With so much attention focusing on Elon Musk, Tesla’s outspoken CEO, it is little wonder that there is so much interest around the release of the company’s earnings at close of play in the US on Wednesday.
Tesla has caused plenty of hype, with Musk’s entrepreneurial stance not always endearing himself to investors. However, they should be watching the company’s performance with interest later today.
Tesla is currently at a very important crossroads. Amid reports of severe losses and an inability to make profits in several quarters, production of the Model 3 has finally stepped up to hit expected results levels. If this factors in, then today’s results could be quite interesting.
The press remembered the Q1 report as much for calling out “boring” questions as for how the results looked, and Musk argued with several of his critics on the social media platform Twitter, which has not helped cement a status of taking the company completely seriously.
With near-term profitability already an issue as well as potential demands to raise more capital, the Q2 performance will be more important than ever at a time when Tesla wants to break into the market and position itself as more than just an outlier sitting firmly in the mainstream.
FactSet polled a group of analysts for their estimates, and the expectation is for revenue to be up 43% on the back of good Model 3 sales to return a revenue of $3.99bn. With production of the Model 3 now ramped up to current capacity, non-GAAP should post a loss of $2.78 per share.
In its Q1 report, Tesla indicated that it expected Q3 and Q4 to be fully GAAP-profitable with available cash flow to stem the need for raising additional capital.
Tesla has already cut jobs and reduced its capital spending budget this year to try and improve the balance sheet, so analysts are intrigued to see if the Q2 report calls for more of the same. Given that Musk has asked suppliers in recent months to refund some of the money given to them in the past, alarm bells are already ringing on this front.
The company also finally hit its goal of producing 5,000 Model 3 cars a week and went to such steps as building a giant tent to create more space to increase production output. It is aiming to reach production levels of 6,000 Model 3s per week by the end of August.
Eyes are also on Musk to see if he offers any details on lower-spec reproductions of the Model 3 with a standard battery and reduced cost.
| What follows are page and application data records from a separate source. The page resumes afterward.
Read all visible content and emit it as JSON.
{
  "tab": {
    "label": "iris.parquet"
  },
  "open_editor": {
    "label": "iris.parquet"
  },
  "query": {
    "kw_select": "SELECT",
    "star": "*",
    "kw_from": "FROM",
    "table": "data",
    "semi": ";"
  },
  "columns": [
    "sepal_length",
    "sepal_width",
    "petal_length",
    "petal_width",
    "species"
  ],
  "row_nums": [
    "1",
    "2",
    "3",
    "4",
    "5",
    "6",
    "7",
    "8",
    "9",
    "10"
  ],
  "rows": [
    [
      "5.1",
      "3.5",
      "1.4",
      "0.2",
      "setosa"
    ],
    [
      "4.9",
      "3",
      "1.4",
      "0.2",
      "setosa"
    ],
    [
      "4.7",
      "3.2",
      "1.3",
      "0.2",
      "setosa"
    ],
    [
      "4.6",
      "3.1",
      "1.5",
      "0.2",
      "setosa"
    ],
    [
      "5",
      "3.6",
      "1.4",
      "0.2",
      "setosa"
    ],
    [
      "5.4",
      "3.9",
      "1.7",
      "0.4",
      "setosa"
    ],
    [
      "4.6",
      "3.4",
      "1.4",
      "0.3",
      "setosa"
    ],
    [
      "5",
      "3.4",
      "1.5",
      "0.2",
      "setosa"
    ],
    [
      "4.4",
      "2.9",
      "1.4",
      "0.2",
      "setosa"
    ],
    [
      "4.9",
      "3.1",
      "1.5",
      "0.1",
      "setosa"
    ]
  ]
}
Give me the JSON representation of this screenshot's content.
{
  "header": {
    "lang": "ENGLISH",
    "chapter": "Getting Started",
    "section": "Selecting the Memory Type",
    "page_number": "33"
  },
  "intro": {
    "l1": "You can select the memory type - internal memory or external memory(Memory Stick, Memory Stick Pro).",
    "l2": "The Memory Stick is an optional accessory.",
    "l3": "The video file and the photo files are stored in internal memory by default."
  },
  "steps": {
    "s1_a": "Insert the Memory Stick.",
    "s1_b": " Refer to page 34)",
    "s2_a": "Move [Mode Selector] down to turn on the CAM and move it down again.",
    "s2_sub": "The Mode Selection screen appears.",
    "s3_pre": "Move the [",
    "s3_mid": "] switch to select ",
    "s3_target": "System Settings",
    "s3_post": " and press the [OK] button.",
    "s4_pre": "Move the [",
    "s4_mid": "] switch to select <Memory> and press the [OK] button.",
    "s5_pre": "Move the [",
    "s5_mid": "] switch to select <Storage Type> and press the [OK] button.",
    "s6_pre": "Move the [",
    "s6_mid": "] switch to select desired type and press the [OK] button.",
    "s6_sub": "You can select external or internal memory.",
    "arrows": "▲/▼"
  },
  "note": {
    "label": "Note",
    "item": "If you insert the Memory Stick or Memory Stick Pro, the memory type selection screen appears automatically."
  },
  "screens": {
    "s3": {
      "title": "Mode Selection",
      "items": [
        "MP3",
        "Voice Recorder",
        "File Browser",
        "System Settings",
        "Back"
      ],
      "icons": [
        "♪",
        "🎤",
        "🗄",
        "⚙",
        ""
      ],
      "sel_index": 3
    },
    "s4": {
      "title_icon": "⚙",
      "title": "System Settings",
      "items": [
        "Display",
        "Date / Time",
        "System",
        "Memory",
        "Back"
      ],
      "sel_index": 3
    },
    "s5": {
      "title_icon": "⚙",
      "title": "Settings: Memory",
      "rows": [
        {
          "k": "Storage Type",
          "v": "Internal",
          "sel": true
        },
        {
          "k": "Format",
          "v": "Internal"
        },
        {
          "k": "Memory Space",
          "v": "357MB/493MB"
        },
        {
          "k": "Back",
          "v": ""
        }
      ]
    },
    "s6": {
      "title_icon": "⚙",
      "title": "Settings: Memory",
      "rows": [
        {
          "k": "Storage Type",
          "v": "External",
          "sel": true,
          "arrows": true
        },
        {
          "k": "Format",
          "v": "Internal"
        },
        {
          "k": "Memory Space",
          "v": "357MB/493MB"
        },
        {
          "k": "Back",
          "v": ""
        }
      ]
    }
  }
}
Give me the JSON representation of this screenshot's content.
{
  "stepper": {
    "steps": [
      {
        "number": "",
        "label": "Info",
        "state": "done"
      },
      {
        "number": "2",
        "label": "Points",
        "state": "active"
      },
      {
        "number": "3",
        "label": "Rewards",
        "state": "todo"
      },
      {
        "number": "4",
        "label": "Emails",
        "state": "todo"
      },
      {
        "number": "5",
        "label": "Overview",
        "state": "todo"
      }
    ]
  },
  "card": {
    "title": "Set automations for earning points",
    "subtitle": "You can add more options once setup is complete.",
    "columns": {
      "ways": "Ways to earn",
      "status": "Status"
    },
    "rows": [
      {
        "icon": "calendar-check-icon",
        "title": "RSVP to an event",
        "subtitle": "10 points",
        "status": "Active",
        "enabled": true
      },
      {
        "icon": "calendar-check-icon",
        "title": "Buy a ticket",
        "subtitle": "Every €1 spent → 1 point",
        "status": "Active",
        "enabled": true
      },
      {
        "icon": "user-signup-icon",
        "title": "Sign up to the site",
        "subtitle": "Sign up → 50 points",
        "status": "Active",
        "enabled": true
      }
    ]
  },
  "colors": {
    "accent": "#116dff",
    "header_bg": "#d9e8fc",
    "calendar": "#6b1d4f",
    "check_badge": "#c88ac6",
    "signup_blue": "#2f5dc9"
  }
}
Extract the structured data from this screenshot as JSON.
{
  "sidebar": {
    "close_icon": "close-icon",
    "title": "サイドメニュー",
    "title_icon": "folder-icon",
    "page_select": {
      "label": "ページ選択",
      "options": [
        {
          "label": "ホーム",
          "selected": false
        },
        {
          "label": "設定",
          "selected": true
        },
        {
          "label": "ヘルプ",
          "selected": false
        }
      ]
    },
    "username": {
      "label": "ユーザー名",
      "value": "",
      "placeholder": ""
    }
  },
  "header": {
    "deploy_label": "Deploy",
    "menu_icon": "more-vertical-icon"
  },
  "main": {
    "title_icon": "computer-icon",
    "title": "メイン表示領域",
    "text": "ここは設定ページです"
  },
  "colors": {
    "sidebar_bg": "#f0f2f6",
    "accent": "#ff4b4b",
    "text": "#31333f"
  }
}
Currently, orders are only in production for higher-spec models.
Given the measures taken by Tesla to bring its production line up to necessary measures, investors are also looking to see how this has affected the gross margin of the product and whether the bottom line reduces as a result.